and many of them have been won to Christ. Nothing to compare with it is
done in our county for the holidays. With extensive advertising, and
aggressive visitation, we always get a big crowd.
Every summer, we have a big "Bible Time" (V.B.S.) Program. We
make it an
evangelistic effort, and use our buses to reach (if possible) every
in the area. Many souls are saved every year, and we get addresses of
folks to visit for months to follow!
"Big Sundays" can go over big in a small area, if they are
promoted well. Such things are often unusual for a country church, and
such may be more effective. Get some ideas from big-city pastors and
adapt them for your rural church.
We always invite the best evangelists in the nation to conduct

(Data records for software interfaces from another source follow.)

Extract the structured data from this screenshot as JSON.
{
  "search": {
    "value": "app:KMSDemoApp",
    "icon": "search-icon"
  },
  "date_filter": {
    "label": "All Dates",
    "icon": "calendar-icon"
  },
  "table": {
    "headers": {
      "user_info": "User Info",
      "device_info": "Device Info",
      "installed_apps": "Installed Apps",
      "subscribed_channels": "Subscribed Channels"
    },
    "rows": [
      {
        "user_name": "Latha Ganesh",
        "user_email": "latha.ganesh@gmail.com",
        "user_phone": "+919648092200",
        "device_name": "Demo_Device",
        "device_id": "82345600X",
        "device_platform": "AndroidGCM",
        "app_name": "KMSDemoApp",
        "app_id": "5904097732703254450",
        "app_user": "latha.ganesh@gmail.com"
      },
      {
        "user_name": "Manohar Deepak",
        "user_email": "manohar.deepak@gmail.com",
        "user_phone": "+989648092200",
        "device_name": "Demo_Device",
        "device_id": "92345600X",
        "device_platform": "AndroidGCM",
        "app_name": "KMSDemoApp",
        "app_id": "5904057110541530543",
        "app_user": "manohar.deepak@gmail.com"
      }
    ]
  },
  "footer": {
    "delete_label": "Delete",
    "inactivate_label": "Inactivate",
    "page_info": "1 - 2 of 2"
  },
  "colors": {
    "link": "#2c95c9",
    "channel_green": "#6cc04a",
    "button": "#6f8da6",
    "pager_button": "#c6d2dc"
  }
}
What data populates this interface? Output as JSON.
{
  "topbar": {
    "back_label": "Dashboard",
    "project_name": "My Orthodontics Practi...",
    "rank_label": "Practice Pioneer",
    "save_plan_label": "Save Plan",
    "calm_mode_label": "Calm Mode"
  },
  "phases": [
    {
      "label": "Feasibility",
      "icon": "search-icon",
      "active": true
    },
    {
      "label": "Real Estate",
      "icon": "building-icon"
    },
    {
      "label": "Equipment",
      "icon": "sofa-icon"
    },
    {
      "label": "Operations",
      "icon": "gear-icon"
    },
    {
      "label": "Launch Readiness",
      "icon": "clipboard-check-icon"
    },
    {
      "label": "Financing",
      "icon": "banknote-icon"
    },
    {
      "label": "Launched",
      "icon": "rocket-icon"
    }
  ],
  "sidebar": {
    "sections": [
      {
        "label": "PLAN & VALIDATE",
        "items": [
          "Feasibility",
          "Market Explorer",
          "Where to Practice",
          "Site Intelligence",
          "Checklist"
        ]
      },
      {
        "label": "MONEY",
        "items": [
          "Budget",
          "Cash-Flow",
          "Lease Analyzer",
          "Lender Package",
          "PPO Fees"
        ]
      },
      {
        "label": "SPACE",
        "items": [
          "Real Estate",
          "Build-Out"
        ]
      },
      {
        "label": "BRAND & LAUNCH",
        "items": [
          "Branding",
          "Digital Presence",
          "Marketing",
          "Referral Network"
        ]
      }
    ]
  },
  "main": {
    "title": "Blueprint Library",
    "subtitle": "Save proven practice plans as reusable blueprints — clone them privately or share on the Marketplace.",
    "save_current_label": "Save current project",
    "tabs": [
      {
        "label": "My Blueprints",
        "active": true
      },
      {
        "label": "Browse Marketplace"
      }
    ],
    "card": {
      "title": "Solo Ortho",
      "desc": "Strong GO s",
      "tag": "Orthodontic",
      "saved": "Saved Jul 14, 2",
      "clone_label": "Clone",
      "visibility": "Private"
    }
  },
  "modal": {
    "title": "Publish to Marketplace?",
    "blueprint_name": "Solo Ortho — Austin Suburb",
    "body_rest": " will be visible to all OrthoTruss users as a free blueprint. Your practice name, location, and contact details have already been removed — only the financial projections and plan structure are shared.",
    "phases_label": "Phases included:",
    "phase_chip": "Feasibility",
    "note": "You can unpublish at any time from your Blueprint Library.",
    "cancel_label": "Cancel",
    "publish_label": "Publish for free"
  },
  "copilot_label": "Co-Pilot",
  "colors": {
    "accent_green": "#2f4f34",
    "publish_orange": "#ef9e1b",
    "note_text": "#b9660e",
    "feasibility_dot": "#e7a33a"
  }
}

campaigns at our country church. Do you know how to get them? The best
way is to ask them! True men of God are not disincline to accept
invitations from rural churches, if you are in dead earnest about
souls. We have had both successful local-church and area-wide campaigns
that have accomplished much good.
If God has called you to a rural church, do not fret and sigh, nor
yourself unworthy of bigger opportunities. Surrender to the will of God
for your life, and give yourself to your ministry. Remember that the
Jesus Christ was a country preacher!
Fri, 8 Dec 2000
by Dr. Rick Flanders
currently Pastor of
Juniata Baptist Church
Juniata Baptist Church|
5656 Washburn Road
Vassar, MI 48768
Dr. Rick Flanders Biographical Data
Converted in 1963 through a radio ministry.
Earned B.A. and M.A. degrees from Bob Jones University.
Honorary D.D. from Pensacola Christian College.
Pastor at Juniata Baptist Church since 1973.
On BCPM Board, (Baptist Church Planting Ministry)
and also MACS. (Michigan Association of Christian School)
- Articles published in the;
- Sword of the Lord
- Baptist Preacher,
- Christian View of the News,
- Pulpit Helps,
- Maranatha Watchman
- Church Bus News,
- and other national periodicals.